AIM OF THE EXERCISE
Please give back each line below unchanged; none of the pictures should appear.

Data about app and page elements:
——————

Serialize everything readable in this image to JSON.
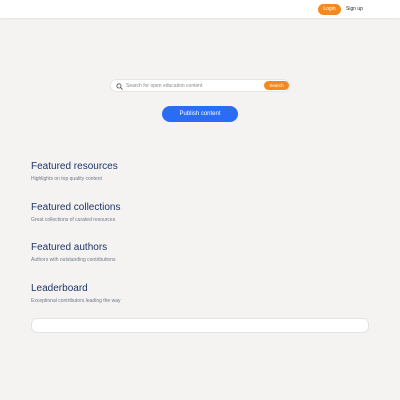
{
  "header": {
    "login_label": "Login",
    "signup_label": "Sign up"
  },
  "search": {
    "placeholder": "Search for open education content",
    "button_label": "Search",
    "icon": "search-icon"
  },
  "publish_label": "Publish content",
  "sections": [
    {
      "title": "Featured resources",
      "subtitle": "Highlights on top quality content"
    },
    {
      "title": "Featured collections",
      "subtitle": "Great collections of curated resources"
    },
    {
      "title": "Featured authors",
      "subtitle": "Authors with outstanding contributions"
    },
    {
      "title": "Leaderboard",
      "subtitle": "Exceptional contributors leading the way"
    }
  ],
  "colors": {
    "accent": "#f5891f",
    "primary": "#2a6cf5",
    "heading": "#1f3566",
    "background": "#f4f3f1"
  }
}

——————

TASK RESULT
Serialize everything readable in this image to JSON.
{
  "header": {
    "login_label": "Login",
    "signup_label": "Sign up"
  },
  "search": {
    "placeholder": "Search for open education content",
    "button_label": "Search",
    "icon": "search-icon"
  },
  "publish_label": "Publish content",
  "sections": [
    {
      "title": "Featured resources",
      "subtitle": "Highlights on top quality content"
    },
    {
      "title": "Featured collections",
      "subtitle": "Great collections of curated resources"
    },
    {
      "title": "Featured authors",
      "subtitle": "Authors with outstanding contributions"
    },
    {
      "title": "Leaderboard",
      "subtitle": "Exceptional contributors leading the way"
    }
  ],
  "colors": {
    "accent": "#f5891f",
    "primary": "#2a6cf5",
    "heading": "#1f3566",
    "background": "#f4f3f1"
  }
}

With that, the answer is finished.